Available data below:
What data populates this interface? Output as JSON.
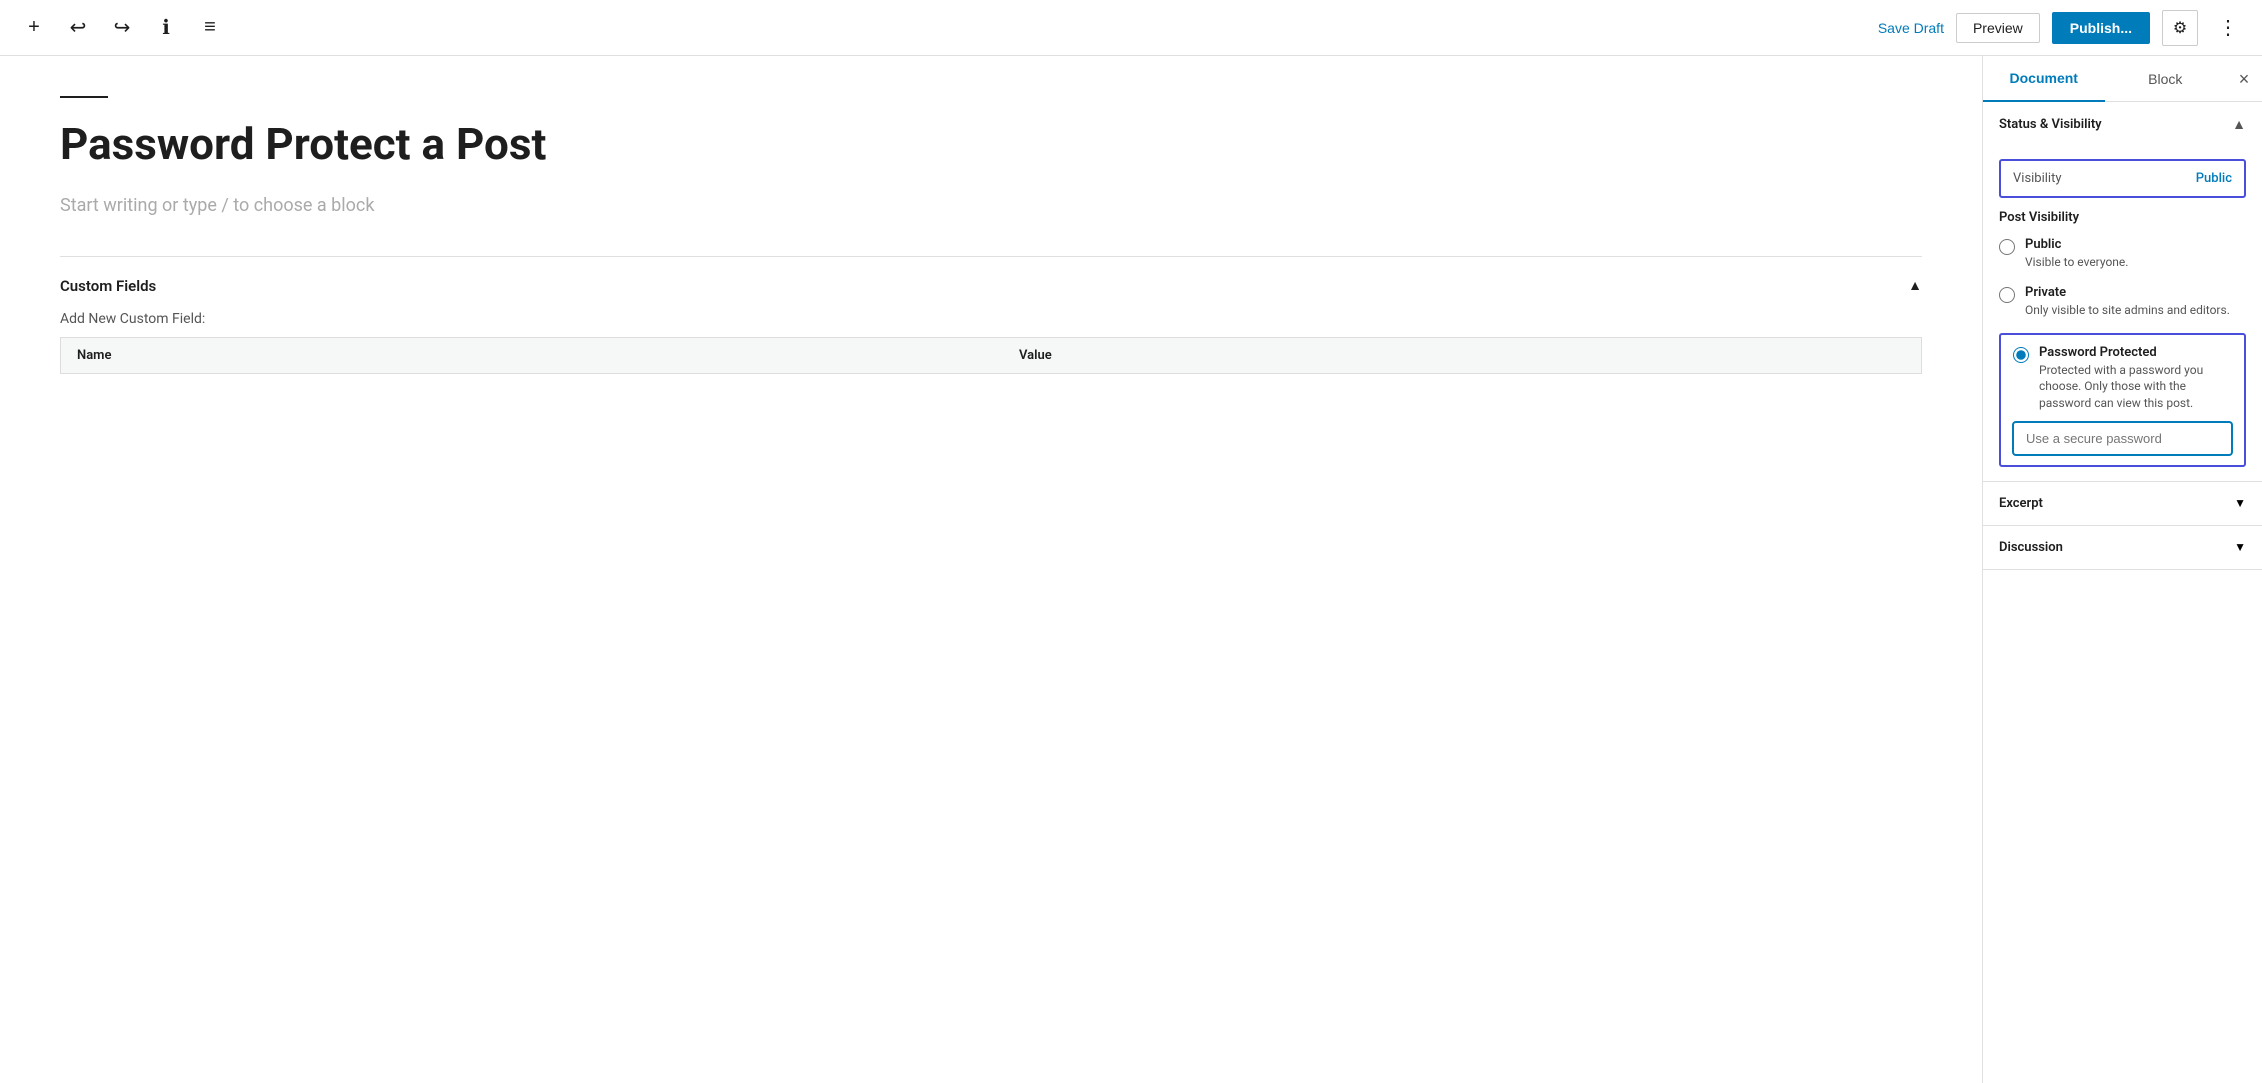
{
  "toolbar": {
    "save_draft_label": "Save Draft",
    "preview_label": "Preview",
    "publish_label": "Publish...",
    "icons": {
      "add": "+",
      "undo": "↩",
      "redo": "↪",
      "info": "ℹ",
      "menu": "≡",
      "settings": "⚙",
      "more": "⋮"
    }
  },
  "editor": {
    "title": "Password Protect a Post",
    "placeholder": "Start writing or type / to choose a block",
    "custom_fields": {
      "header": "Custom Fields",
      "add_new_label": "Add New Custom Field:",
      "col_name": "Name",
      "col_value": "Value"
    }
  },
  "sidebar": {
    "tabs": [
      {
        "label": "Document",
        "active": true
      },
      {
        "label": "Block",
        "active": false
      }
    ],
    "close_label": "×",
    "panels": {
      "status_visibility": {
        "title": "Status & Visibility",
        "expanded": true,
        "visibility": {
          "label": "Visibility",
          "value": "Public"
        },
        "post_visibility": {
          "title": "Post Visibility",
          "options": [
            {
              "label": "Public",
              "desc": "Visible to everyone.",
              "value": "public",
              "checked": false
            },
            {
              "label": "Private",
              "desc": "Only visible to site admins and editors.",
              "value": "private",
              "checked": false
            },
            {
              "label": "Password Protected",
              "desc": "Protected with a password you choose. Only those with the password can view this post.",
              "value": "password",
              "checked": true
            }
          ],
          "password_placeholder": "Use a secure password"
        }
      },
      "excerpt": {
        "title": "Excerpt",
        "expanded": false
      },
      "discussion": {
        "title": "Discussion",
        "expanded": false
      }
    }
  }
}
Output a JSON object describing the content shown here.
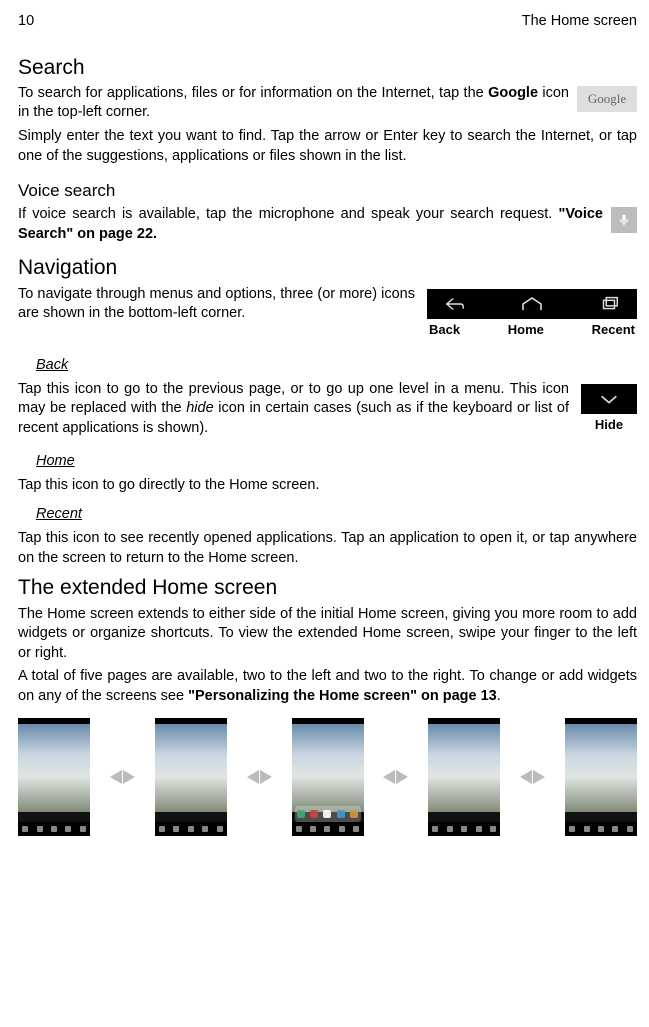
{
  "header": {
    "page_number": "10",
    "title": "The Home screen"
  },
  "search": {
    "heading": "Search",
    "p1a": "To search for applications, files or for information on the Internet, tap the ",
    "p1b_bold": "Google",
    "p1c": "  icon in the top-left corner.",
    "p2": "Simply enter the text you want to find. Tap the arrow or Enter key to search the Internet, or tap one of the suggestions, applications or files shown in the list.",
    "google_label": "Google"
  },
  "voice": {
    "heading": "Voice search",
    "p1a": "If voice search is available, tap the microphone and speak your search request. ",
    "p1b_bold": "\"Voice Search\" on page 22."
  },
  "navigation": {
    "heading": "Navigation",
    "p1": "To navigate through menus and options, three (or more) icons are shown in the bottom-left corner.",
    "labels": {
      "back": "Back",
      "home": "Home",
      "recent": "Recent"
    },
    "back": {
      "heading": "Back",
      "p_a": "Tap this icon to go to the previous page, or to go up one level in a menu. This icon may be replaced with the ",
      "p_i": "hide",
      "p_b": " icon in certain cases (such as if the keyboard or list of recent applications is shown).",
      "hide_label": "Hide"
    },
    "home": {
      "heading": "Home",
      "p": "Tap this icon to go directly to the Home screen."
    },
    "recent": {
      "heading": "Recent",
      "p": "Tap this icon to see recently opened applications. Tap an application to open it, or tap anywhere on the screen to return to the Home screen."
    }
  },
  "extended": {
    "heading": "The extended Home screen",
    "p1": "The Home screen extends to either side of the initial Home screen, giving you more room to add widgets or organize shortcuts. To view the extended Home screen, swipe your finger to the left or right.",
    "p2a": "A total of five pages are available, two to the left and two to the right. To change or add widgets on any of the screens see ",
    "p2b_bold": "\"Personalizing the Home screen\" on page 13",
    "p2c": "."
  }
}
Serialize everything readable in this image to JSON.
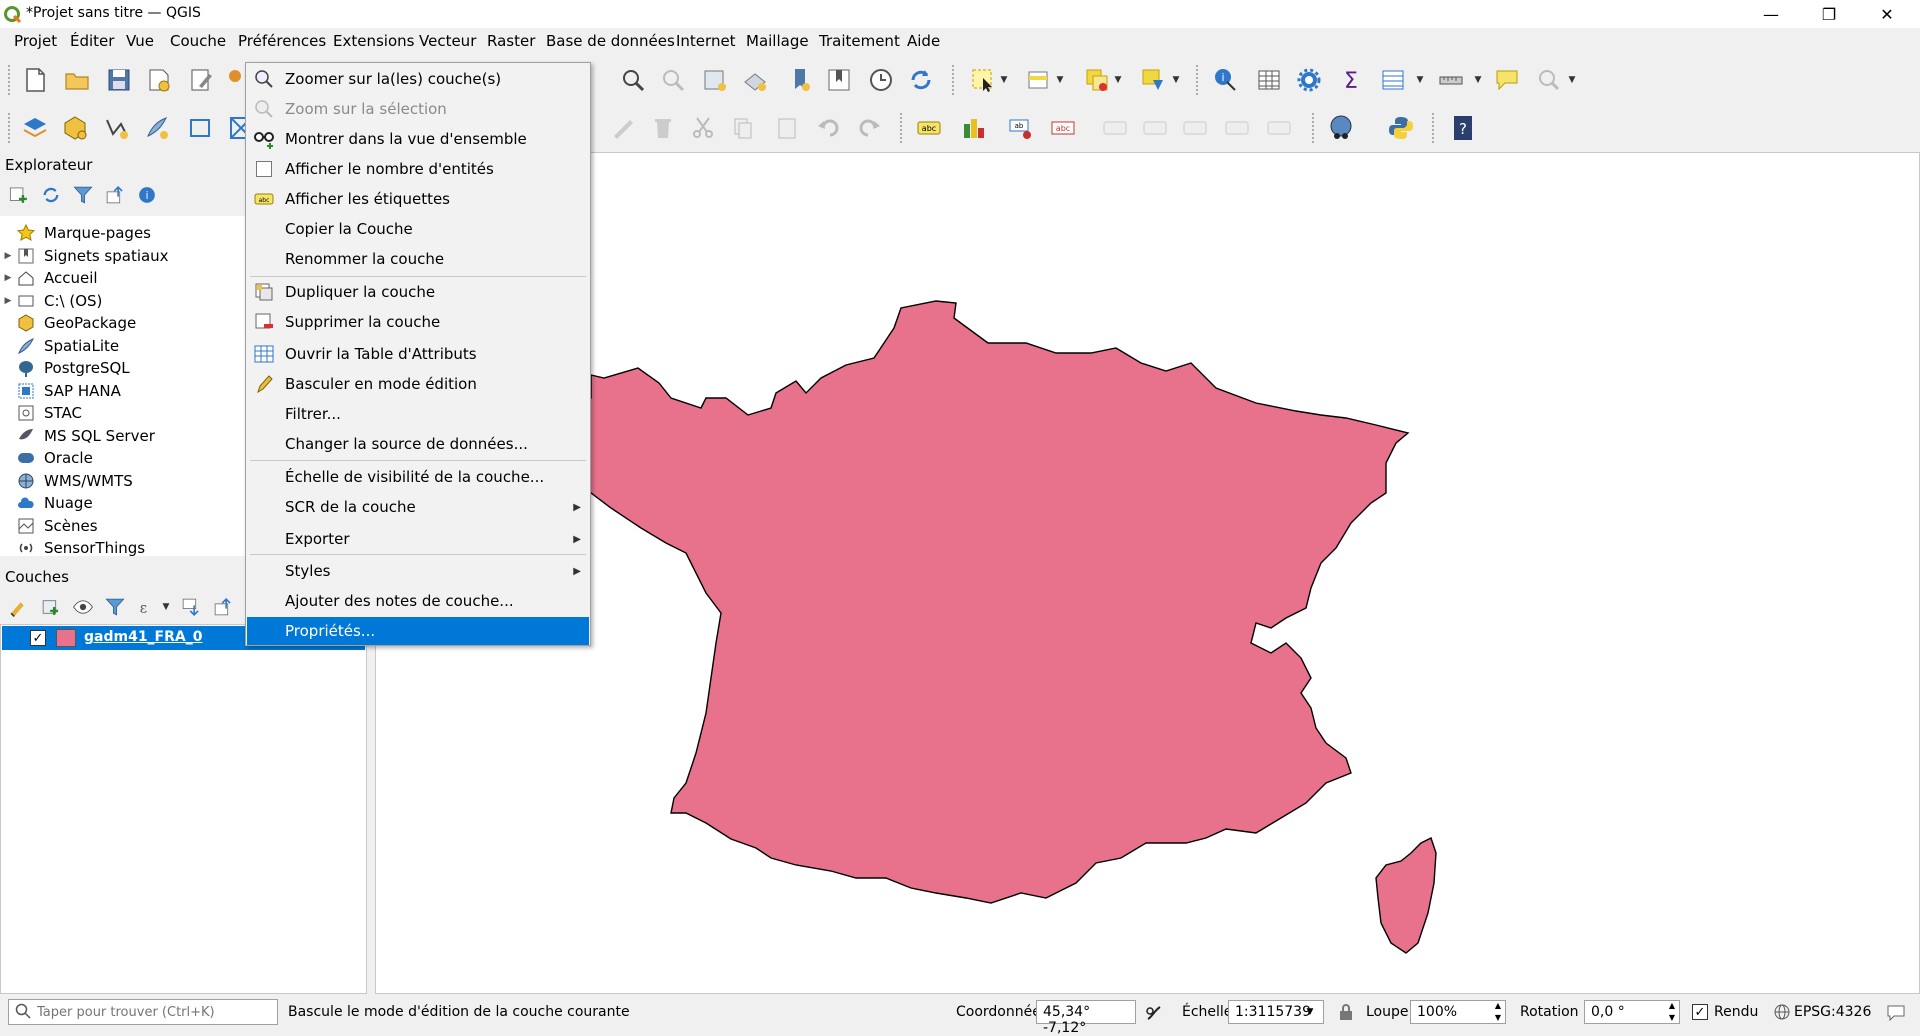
{
  "window": {
    "title": "*Projet sans titre — QGIS",
    "minimize_icon": "minimize-icon",
    "maximize_icon": "restore-icon",
    "close_icon": "close-icon"
  },
  "menubar": [
    "Projet",
    "Éditer",
    "Vue",
    "Couche",
    "Préférences",
    "Extensions",
    "Vecteur",
    "Raster",
    "Base de données",
    "Internet",
    "Maillage",
    "Traitement",
    "Aide"
  ],
  "explorer": {
    "title": "Explorateur",
    "items": [
      {
        "label": "Marque-pages",
        "icon": "star-icon",
        "expandable": false
      },
      {
        "label": "Signets spatiaux",
        "icon": "spatial-bookmarks-icon",
        "expandable": true
      },
      {
        "label": "Accueil",
        "icon": "home-icon",
        "expandable": true
      },
      {
        "label": "C:\\ (OS)",
        "icon": "drive-icon",
        "expandable": true
      },
      {
        "label": "GeoPackage",
        "icon": "geopackage-icon",
        "expandable": false
      },
      {
        "label": "SpatiaLite",
        "icon": "spatialite-icon",
        "expandable": false
      },
      {
        "label": "PostgreSQL",
        "icon": "postgresql-icon",
        "expandable": false
      },
      {
        "label": "SAP HANA",
        "icon": "sap-hana-icon",
        "expandable": false
      },
      {
        "label": "STAC",
        "icon": "stac-icon",
        "expandable": false
      },
      {
        "label": "MS SQL Server",
        "icon": "mssql-icon",
        "expandable": false
      },
      {
        "label": "Oracle",
        "icon": "oracle-icon",
        "expandable": false
      },
      {
        "label": "WMS/WMTS",
        "icon": "wms-icon",
        "expandable": false
      },
      {
        "label": "Nuage",
        "icon": "cloud-icon",
        "expandable": false
      },
      {
        "label": "Scènes",
        "icon": "scenes-icon",
        "expandable": false
      },
      {
        "label": "SensorThings",
        "icon": "sensorthings-icon",
        "expandable": false
      }
    ]
  },
  "layers": {
    "title": "Couches",
    "items": [
      {
        "label": "gadm41_FRA_0",
        "checked": true,
        "color": "#e8728c"
      }
    ]
  },
  "context_menu": {
    "items": [
      {
        "label": "Zoomer sur la(les) couche(s)",
        "icon": "zoom-layer-icon",
        "state": "normal"
      },
      {
        "label": "Zoom sur la sélection",
        "icon": "zoom-selection-icon",
        "state": "disabled"
      },
      {
        "label": "Montrer dans la vue d'ensemble",
        "icon": "overview-icon",
        "state": "normal"
      },
      {
        "label": "Afficher le nombre d'entités",
        "icon": "checkbox-icon",
        "state": "normal"
      },
      {
        "label": "Afficher les étiquettes",
        "icon": "labels-icon",
        "state": "normal"
      },
      {
        "label": "Copier la Couche",
        "icon": "",
        "state": "normal"
      },
      {
        "label": "Renommer la couche",
        "icon": "",
        "state": "normal"
      },
      {
        "label": "Dupliquer la couche",
        "icon": "duplicate-layer-icon",
        "state": "normal"
      },
      {
        "label": "Supprimer la couche",
        "icon": "remove-layer-icon",
        "state": "normal"
      },
      {
        "label": "Ouvrir la Table d'Attributs",
        "icon": "attribute-table-icon",
        "state": "normal"
      },
      {
        "label": "Basculer en mode édition",
        "icon": "pencil-icon",
        "state": "normal"
      },
      {
        "label": "Filtrer...",
        "icon": "",
        "state": "normal"
      },
      {
        "label": "Changer la source de données...",
        "icon": "",
        "state": "normal"
      },
      {
        "label": "Échelle de visibilité de la couche...",
        "icon": "",
        "state": "normal"
      },
      {
        "label": "SCR de la couche",
        "icon": "",
        "state": "submenu"
      },
      {
        "label": "Exporter",
        "icon": "",
        "state": "submenu"
      },
      {
        "label": "Styles",
        "icon": "",
        "state": "submenu"
      },
      {
        "label": "Ajouter des notes de couche...",
        "icon": "",
        "state": "normal"
      },
      {
        "label": "Propriétés...",
        "icon": "",
        "state": "selected"
      }
    ]
  },
  "statusbar": {
    "search_placeholder": "Taper pour trouver (Ctrl+K)",
    "message": "Bascule le mode d'édition de la couche courante",
    "coord_label": "Coordonnée",
    "coord_value": "45,34° -7,12°",
    "scale_label": "Échelle",
    "scale_value": "1:3115739",
    "magnifier_label": "Loupe",
    "magnifier_value": "100%",
    "rotation_label": "Rotation",
    "rotation_value": "0,0 °",
    "render_label": "Rendu",
    "render_checked": true,
    "crs": "EPSG:4326"
  },
  "colors": {
    "layer_fill": "#e8728c",
    "selection": "#0078d7"
  }
}
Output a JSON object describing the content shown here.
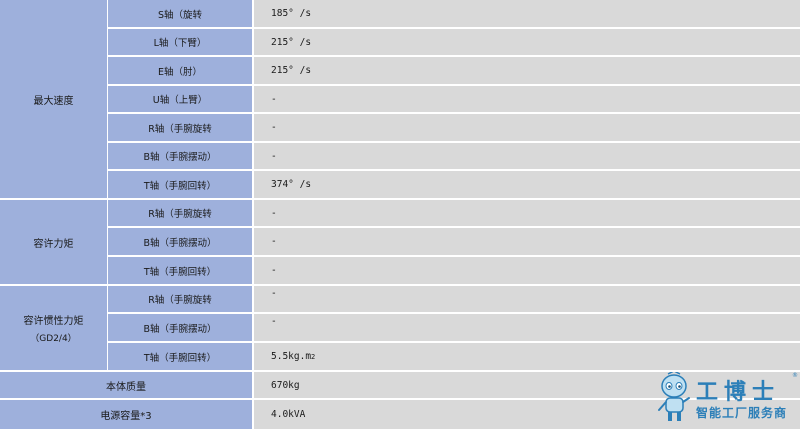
{
  "groups": {
    "max_speed": "最大速度",
    "allowable_moment": "容许力矩",
    "allowable_inertia": "容许惯性力矩",
    "allowable_inertia_note": "（GD2/4）"
  },
  "rows": [
    {
      "axis": "S轴（旋转",
      "value": "185° /s"
    },
    {
      "axis": "L轴（下臂）",
      "value": "215° /s"
    },
    {
      "axis": "E轴（肘）",
      "value": "215° /s"
    },
    {
      "axis": "U轴（上臂）",
      "value": "-"
    },
    {
      "axis": "R轴（手腕旋转",
      "value": "-"
    },
    {
      "axis": "B轴（手腕摆动）",
      "value": "-"
    },
    {
      "axis": "T轴（手腕回转）",
      "value": "374° /s"
    },
    {
      "axis": "R轴（手腕旋转",
      "value": "-"
    },
    {
      "axis": "B轴（手腕摆动）",
      "value": "-"
    },
    {
      "axis": "T轴（手腕回转）",
      "value": "-"
    },
    {
      "axis": "R轴（手腕旋转",
      "value": "-"
    },
    {
      "axis": "B轴（手腕摆动）",
      "value": "-"
    },
    {
      "axis": "T轴（手腕回转）",
      "value": "5.5kg.m",
      "sup": "2"
    }
  ],
  "bottom": [
    {
      "label": "本体质量",
      "value": "670kg"
    },
    {
      "label": "电源容量*3",
      "value": "4.0kVA"
    }
  ],
  "watermark": {
    "title": "工博士",
    "subtitle": "智能工厂服务商",
    "reg": "®",
    "accent": "#2c7fb8"
  }
}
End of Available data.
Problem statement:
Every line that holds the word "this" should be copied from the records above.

Result:
What data populates this interface? Output as JSON.
              "desc": "Protected with a password you choose. Only those with the password can view this post.",
      "p_a": "Tap this icon to go to the previous page, or to go up one level in a menu. This icon may be replaced with the ",
      "p": "Tap this icon to go directly to the Home screen."
      "p": "Tap this icon to see recently opened applications. Tap an application to open it, or tap anywhere on the screen to return to the Home screen."
Serialize everything readable in this image to JSON.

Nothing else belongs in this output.